Aspects of Lactation in the Platypus, Ornithorhynchus anatinus (Monotremata), in Waters of Eastern New South Wales.
TR Grant, M Griffiths and RMC Leckie
Australian Journal of Zoology
31(6) 881 - 889

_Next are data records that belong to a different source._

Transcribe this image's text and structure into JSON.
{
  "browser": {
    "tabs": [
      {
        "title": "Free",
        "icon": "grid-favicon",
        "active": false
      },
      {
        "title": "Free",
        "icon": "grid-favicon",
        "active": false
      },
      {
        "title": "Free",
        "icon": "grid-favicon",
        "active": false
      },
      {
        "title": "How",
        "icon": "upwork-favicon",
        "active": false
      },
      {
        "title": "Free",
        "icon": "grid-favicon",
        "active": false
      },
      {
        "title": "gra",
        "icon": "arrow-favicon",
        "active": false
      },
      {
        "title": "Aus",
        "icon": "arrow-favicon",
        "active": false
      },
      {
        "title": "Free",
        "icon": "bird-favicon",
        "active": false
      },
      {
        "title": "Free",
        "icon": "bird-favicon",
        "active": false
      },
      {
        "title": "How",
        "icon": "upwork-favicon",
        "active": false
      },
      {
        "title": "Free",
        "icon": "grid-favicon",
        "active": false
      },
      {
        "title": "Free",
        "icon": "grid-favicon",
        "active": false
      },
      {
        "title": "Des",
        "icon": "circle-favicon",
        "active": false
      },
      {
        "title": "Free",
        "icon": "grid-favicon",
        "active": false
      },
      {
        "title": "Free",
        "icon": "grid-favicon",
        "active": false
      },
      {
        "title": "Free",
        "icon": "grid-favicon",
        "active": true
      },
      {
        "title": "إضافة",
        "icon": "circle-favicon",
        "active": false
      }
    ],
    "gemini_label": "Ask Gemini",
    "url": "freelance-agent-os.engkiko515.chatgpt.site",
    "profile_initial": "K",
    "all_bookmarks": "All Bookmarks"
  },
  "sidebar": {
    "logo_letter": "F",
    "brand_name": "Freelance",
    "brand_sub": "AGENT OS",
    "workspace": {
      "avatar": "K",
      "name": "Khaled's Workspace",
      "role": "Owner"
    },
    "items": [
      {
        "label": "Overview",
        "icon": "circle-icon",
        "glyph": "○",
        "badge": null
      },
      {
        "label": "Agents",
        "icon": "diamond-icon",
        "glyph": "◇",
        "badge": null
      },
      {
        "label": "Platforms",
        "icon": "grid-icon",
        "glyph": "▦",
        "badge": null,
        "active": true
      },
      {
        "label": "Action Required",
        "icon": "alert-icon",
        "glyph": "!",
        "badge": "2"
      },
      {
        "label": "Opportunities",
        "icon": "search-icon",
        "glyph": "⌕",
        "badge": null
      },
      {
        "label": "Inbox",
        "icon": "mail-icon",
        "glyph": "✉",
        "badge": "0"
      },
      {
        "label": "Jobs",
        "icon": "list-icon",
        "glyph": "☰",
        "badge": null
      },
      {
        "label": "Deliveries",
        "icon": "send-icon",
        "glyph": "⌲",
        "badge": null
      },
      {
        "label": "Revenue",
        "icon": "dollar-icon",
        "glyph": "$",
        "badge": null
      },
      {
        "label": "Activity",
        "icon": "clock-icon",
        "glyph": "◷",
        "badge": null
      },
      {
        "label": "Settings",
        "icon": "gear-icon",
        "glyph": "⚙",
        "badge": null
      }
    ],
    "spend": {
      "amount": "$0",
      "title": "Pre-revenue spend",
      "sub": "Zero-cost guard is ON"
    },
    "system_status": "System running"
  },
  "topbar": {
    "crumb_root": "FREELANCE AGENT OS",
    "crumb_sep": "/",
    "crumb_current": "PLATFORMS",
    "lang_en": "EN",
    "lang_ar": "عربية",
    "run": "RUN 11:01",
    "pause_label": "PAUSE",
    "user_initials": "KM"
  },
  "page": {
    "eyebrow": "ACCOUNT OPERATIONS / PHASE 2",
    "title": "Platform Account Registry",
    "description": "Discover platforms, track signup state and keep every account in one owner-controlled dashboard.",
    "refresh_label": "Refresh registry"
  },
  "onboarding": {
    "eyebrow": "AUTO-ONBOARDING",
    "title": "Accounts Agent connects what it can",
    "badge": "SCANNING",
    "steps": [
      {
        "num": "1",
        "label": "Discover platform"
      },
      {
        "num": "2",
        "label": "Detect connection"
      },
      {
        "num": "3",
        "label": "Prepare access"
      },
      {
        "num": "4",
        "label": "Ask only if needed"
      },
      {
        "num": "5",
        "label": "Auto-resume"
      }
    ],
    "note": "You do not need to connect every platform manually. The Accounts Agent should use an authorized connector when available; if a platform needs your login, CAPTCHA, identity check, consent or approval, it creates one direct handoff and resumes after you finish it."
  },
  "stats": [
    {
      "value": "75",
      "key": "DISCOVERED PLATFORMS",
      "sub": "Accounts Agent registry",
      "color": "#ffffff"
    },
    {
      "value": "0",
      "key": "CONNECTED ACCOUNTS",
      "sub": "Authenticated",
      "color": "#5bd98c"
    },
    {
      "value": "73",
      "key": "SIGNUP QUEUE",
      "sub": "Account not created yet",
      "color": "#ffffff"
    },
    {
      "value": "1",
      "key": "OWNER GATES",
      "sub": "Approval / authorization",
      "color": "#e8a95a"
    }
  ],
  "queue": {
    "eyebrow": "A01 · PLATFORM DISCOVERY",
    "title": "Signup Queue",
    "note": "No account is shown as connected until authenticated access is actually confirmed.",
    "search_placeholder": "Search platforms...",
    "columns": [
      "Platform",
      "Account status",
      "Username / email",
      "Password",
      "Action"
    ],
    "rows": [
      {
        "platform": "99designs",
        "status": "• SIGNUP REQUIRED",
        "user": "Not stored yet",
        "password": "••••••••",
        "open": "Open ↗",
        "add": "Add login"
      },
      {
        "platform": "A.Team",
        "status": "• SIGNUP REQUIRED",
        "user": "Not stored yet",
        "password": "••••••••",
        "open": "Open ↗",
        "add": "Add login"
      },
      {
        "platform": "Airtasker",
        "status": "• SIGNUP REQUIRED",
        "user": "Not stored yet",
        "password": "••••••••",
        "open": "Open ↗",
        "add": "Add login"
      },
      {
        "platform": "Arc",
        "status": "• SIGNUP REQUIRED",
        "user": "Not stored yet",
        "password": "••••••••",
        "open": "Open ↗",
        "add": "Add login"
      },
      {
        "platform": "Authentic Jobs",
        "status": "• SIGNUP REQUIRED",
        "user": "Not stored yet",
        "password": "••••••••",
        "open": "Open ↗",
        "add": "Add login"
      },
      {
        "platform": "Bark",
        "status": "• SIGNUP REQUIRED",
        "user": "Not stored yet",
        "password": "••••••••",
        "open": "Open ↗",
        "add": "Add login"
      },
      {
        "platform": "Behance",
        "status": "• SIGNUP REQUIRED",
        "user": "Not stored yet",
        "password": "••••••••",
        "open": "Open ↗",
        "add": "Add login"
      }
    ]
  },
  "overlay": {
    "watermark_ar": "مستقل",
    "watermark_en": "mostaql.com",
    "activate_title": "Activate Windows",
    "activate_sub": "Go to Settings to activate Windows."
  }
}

Female platypuses captured in waters of eastern New South Wales were found to be lactating between the months of October and March. Lactating females were most numerous in December, accounting for 64% of females captured. Non-lactating females were taken in all months, indicating that not all females breed successfully every year. There was no significant difference between the fatty acid complement of milk taken from a platypus lactating very late in the season and those of others sampled in December at the peak of the lactation season. Some evidence exists that females do not become reproductive until at least their second year of life. Some females were found lactating in consecutive years, and others lactated one year and not in the one following. Animals of over 9 years of age are known to breed. Most juveniles were captured in February, March and April, and it is suggested that the young leave the breeding burrows for the first time in late January through to March, and become independent from their mothers, who are ceasing lactation at that time.
Full text doi:10.1071/ZO9830881
© CSIRO 1983